As the nation watches what may be one of the worst cases of sexual abuse of children ever, we wonder: What makes a pedophile? The possibilities will frighten you—but not for the reasons you may think.
(page 4 of 6)
He would tell her she was a fat little girl, that she was an ugly little girl. He would victimize her with the foulest of language. And as he did, she convinced herself that it wasn’t happening to her, that it was happening to the little girl with her head down on the basement floor. She had already trained herself to focus on the beautiful flowers outside of the window.
The abuse didn’t end until she was 11. “My father walked in on us,” she says. “First, they spoke to him, and then they spoke to me. I lied to protect him because if I told them the truth, I knew it would kill my parents.”
Those were the 1960s. Sexual abuse and rape were not part of the public conversation. Rather than report the man, her parents took him to see a priest. “Yes, a priest,” the woman says. “You see, that’s what they knew then.”
She did not see the family friend again for another 15 years. By then, she was a married young mother. Though her abuser is now estranged from her family, he remained a minor part of her mother and father’s life.
The man once confessed to the woman that it was compulsion—he knew his behavior was wrong, but he loved the attention. “Thank God it was only oral sex,” she told him. “Thank God that we didn’t allow it to go any…”
But it did go further, he told her. Didn’t she recall? There was much more.
Hearing his revelation was like being left for dead, and it began the great magical act of her disappearance into a world that would become, over the next few decades, a haze.
Her abuser, though he expressed his remorse to her, was never arrested, tried or convicted.
A big part of the treatment for sex offenders is teaching them to avoid the situations that have led them to trouble,” Foley says. “I see people who are socially inadequate, have a history of being rejected by adults, and suddenly, they see a child as a surrogate. Pedophilia becomes a sexual orientation. They develop an attraction to sexually immature people.
“Some people say, ‘It’s the only thing I’m interested in. Did someone give me a choice when I was a teenager? No, it’s just the way it happened.’ Their situations and their preferences are mirrors of each other.”
While talking on the phone from his home in Oklahoma, Wayne Bowers watched Pittsburgh Steelers quarterback Ben Roethlisberger on television speak about several incidents of sexual impropriety that Roethlisberger had been accused of, all of which threaten to derail his career. Bowers calls Roethlisberger a man with no boundaries.
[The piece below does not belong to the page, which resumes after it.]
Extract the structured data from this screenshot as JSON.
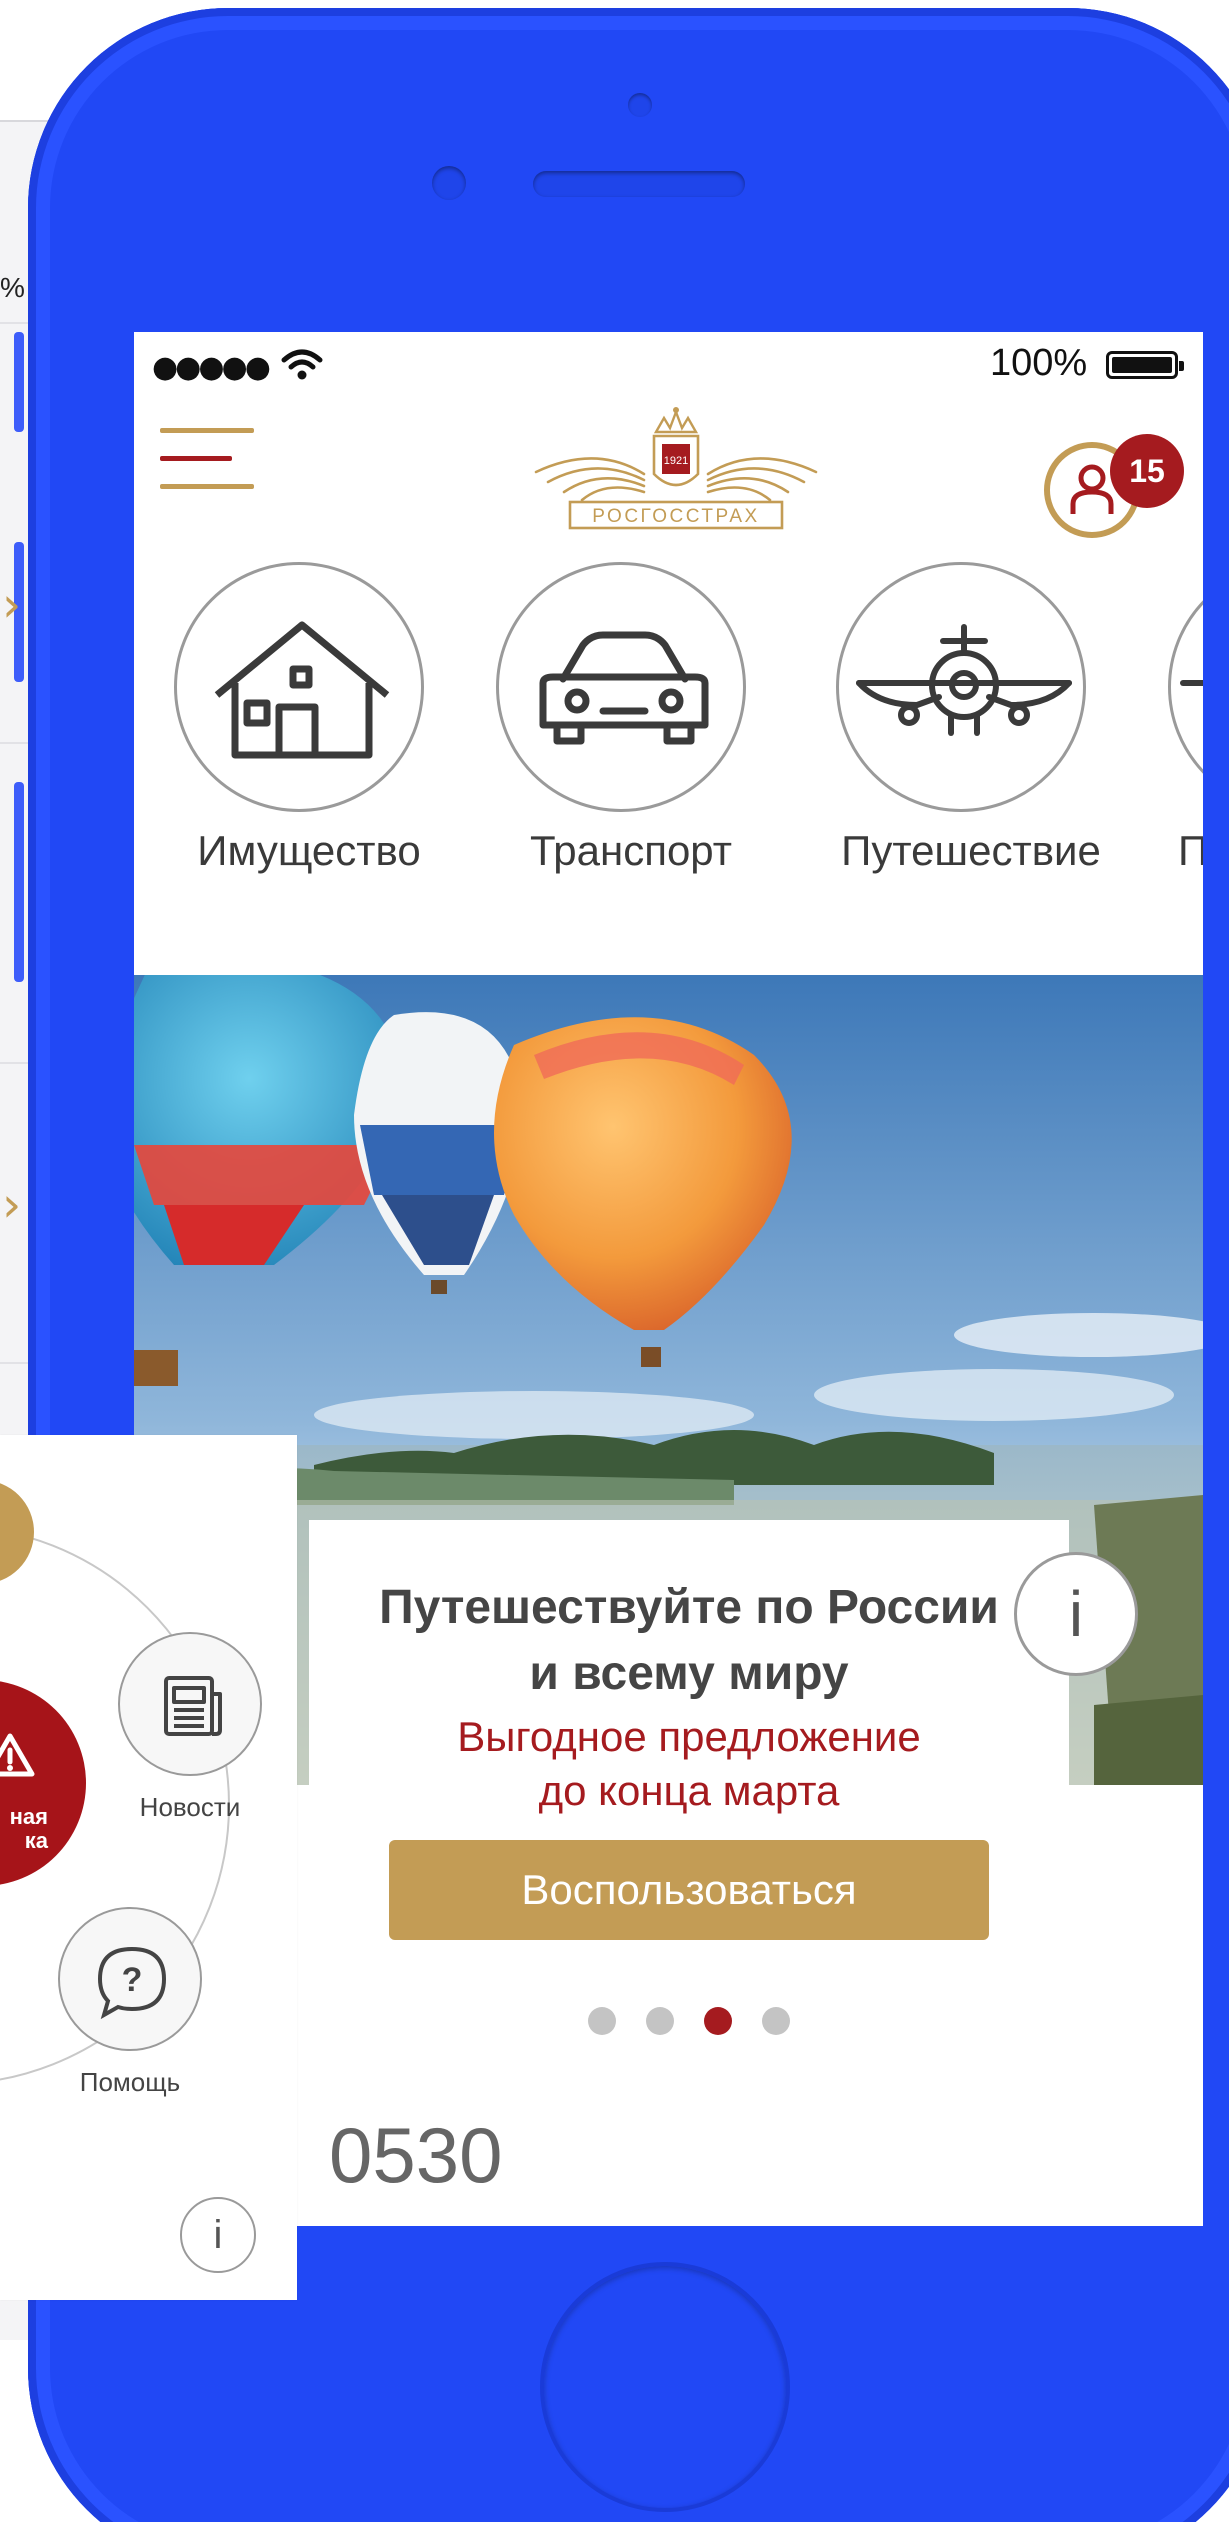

“The way you keep your boundaries safe is to know what your triggers are,” Bowers says. “You need to honor those, or else you’ll never come to the edge of your boundaries.”
Page 5: Mind of a Predator, continues...